*** Begin section ***
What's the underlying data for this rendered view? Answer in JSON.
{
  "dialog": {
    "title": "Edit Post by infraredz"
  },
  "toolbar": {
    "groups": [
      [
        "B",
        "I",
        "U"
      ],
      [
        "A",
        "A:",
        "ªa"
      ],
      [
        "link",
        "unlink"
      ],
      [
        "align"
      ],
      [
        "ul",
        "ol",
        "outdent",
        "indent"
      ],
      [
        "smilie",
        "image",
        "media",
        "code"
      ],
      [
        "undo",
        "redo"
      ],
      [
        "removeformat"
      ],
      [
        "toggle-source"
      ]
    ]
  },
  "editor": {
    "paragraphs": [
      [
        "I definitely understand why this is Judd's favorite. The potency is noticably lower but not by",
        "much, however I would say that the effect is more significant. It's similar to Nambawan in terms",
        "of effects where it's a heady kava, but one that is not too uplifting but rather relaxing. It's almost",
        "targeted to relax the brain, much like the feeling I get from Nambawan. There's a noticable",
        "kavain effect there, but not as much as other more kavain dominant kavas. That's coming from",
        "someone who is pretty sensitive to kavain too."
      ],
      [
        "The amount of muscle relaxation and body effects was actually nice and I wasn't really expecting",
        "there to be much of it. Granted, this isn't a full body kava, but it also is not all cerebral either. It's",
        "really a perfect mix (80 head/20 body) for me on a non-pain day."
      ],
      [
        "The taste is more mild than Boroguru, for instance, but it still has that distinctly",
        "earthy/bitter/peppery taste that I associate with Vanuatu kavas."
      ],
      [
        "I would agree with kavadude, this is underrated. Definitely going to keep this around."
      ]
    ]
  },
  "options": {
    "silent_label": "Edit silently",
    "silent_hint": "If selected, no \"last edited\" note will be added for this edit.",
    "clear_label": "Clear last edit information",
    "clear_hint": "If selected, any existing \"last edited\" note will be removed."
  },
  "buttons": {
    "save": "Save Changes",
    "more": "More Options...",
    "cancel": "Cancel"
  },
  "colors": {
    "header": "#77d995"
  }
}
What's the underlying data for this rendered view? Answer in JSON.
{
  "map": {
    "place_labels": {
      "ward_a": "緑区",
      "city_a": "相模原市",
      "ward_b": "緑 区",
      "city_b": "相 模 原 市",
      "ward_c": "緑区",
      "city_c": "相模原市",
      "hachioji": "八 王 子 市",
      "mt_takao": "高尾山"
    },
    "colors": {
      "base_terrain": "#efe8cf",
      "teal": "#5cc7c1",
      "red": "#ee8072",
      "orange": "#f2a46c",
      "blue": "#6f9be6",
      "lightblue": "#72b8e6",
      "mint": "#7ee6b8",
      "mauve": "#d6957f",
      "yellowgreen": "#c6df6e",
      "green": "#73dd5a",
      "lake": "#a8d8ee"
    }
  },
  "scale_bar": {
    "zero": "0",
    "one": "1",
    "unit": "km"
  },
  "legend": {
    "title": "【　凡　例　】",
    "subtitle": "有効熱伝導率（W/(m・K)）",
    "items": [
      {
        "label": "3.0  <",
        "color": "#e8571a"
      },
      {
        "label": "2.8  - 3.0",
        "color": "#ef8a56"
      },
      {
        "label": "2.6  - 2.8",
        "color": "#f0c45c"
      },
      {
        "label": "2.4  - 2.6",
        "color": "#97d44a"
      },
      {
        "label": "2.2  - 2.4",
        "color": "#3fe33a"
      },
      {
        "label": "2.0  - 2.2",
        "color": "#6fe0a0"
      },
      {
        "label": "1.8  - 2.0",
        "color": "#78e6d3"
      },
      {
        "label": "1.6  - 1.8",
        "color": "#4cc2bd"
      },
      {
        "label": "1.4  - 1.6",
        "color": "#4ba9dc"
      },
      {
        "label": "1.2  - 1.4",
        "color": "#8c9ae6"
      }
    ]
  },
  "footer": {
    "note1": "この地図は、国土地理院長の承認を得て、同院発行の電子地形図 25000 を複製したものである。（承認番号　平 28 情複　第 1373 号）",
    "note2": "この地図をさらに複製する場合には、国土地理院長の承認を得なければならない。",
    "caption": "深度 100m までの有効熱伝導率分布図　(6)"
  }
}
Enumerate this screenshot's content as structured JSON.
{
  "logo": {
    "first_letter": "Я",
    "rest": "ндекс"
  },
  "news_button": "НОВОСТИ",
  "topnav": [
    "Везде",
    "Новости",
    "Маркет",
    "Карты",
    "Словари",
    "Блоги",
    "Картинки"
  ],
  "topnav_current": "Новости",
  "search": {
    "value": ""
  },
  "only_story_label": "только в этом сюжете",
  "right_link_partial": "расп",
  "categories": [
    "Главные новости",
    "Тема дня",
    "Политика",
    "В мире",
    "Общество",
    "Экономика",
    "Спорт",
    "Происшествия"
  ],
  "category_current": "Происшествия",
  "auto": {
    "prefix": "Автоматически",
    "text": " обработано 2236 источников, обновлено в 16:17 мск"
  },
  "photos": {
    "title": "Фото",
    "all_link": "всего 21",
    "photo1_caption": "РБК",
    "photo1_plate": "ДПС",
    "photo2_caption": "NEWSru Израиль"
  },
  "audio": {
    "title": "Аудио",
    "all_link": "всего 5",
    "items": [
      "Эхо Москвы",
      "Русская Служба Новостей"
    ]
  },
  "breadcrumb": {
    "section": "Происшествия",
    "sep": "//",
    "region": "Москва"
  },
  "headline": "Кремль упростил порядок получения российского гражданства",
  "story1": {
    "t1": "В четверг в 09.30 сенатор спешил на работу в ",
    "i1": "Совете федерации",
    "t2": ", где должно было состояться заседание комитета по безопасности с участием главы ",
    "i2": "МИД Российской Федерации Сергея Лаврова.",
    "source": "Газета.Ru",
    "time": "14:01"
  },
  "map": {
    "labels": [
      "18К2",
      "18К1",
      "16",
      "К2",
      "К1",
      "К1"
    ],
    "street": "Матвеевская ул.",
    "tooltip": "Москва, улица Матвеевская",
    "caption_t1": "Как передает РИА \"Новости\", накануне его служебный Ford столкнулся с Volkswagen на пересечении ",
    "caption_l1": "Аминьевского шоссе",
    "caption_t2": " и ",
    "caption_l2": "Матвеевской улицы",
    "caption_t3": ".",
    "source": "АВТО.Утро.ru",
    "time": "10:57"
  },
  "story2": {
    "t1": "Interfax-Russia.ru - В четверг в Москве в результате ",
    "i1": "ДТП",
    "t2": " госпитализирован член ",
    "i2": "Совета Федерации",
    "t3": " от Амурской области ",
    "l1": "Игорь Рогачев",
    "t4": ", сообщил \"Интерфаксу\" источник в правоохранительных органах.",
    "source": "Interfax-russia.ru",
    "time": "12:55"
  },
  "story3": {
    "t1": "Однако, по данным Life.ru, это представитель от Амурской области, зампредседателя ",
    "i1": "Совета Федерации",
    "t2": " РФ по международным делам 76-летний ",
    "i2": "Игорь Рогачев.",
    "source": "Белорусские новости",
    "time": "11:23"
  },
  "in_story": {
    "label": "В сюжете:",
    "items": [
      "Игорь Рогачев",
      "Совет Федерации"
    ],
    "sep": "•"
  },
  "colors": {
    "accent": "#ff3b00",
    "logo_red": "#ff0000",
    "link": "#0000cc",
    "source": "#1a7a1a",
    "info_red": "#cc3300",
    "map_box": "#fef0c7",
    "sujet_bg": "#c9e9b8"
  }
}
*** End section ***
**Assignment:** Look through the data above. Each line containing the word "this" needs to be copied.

**Output of the exercise:**
What's the underlying data for this rendered view? Answer in JSON.
        "I definitely understand why this is Judd's favorite. The potency is noticably lower but not by",
        "there to be much of it. Granted, this isn't a full body kava, but it also is not all cerebral either. It's",
        "I would agree with kavadude, this is underrated. Definitely going to keep this around."
    "silent_hint": "If selected, no \"last edited\" note will be added for this edit.",
What's the underlying data for this rendered view? Answer in JSON.
Enumerate this screenshot's content as structured JSON.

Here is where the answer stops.